Speaking in Shenzhen yesterday to mark the 40th anniversary of the establishment of China's first special economic zone in the southern city, Mr Xi called for the deepening of integration between young people in Hong Kong, Macau and Guangdong province to "increase their sense of belonging to the motherland".
"With Shenzhen being an important engine in its development, we should seize the major historical opportunities in the development of the Greater Bay Area, promote the alignment of economic rules, and institutions of Guangdong, Hong Kong and Macau," the Chinese President said.
He added that China should "continue to encourage and guide our compatriots in Hong Kong, Macau and Taiwan, as well as overseas Chinese, to play their important roles in investment, entrepreneurship and two-way openness, so that they can make new contributions to the development of the special economic zones".
Mr Xi also said that Shenzhen will be tasked with "enriching the new practice of one country, two systems", without elaborating.
There have been growing concerns that Hong Kong has been sidelined in Beijing's Greater Bay Area plan.

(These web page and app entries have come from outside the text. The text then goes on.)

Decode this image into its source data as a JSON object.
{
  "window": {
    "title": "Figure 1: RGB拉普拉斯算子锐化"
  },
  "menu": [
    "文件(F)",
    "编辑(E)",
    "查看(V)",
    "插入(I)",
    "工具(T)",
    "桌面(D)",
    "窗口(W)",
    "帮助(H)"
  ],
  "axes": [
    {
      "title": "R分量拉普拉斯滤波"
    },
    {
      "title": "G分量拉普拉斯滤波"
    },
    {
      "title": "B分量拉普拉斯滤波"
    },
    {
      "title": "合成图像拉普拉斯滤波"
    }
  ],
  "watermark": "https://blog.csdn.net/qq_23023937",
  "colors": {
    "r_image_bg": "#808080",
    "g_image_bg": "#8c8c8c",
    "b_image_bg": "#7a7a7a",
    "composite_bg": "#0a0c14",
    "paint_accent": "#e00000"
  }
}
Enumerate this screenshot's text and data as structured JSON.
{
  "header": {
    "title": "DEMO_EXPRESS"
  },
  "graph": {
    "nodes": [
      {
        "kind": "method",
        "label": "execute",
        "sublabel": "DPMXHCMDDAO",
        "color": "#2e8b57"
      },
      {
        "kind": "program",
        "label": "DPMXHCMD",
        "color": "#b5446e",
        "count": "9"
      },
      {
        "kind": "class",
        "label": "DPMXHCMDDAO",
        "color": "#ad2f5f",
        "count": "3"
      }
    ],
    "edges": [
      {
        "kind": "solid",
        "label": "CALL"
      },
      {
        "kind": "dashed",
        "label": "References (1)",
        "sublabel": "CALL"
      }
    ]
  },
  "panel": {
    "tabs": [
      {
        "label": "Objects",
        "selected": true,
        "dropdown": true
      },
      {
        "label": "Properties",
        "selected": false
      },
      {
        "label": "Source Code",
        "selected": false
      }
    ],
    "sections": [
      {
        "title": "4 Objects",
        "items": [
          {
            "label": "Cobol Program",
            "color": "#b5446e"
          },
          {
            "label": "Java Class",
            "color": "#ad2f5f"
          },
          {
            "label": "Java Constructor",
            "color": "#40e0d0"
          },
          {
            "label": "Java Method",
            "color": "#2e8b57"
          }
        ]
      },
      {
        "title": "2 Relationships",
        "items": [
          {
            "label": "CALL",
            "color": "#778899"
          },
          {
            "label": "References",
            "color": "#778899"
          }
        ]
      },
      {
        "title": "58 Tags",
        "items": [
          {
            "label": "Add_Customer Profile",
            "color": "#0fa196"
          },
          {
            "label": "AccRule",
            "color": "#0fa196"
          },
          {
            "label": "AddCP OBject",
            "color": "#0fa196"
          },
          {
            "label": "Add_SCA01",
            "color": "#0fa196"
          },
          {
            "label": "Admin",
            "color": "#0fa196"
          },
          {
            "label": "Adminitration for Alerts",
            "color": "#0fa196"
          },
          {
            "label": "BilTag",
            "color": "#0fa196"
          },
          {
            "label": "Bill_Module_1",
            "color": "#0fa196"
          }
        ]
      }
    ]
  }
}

But Hong Kong Chief Executive Carrie Lam, who cancelled her annual policy address to lead a delegation to the event, said ahead of the speech that "there need not be direct competition between Hong Kong and Shenzhen".
"We have freedom of capital flow and currency exchange, a legal system in line with international standards and a large pool of professional talent," Mrs Lam had told Shenzhen Satellite TV, adding that these can complement Shenzhen's technological capabilities and advanced manufacturing.
Her comments come as her government struggles against low public trust and an unwavering pandemic to boost a recessionary economy.
The annual policy address, originally slated for yesterday, will be postponed to late next month in an unprecedented move, as Mrs Lam meets Beijing officials this month to discuss strategies to help Hong Kong's economy.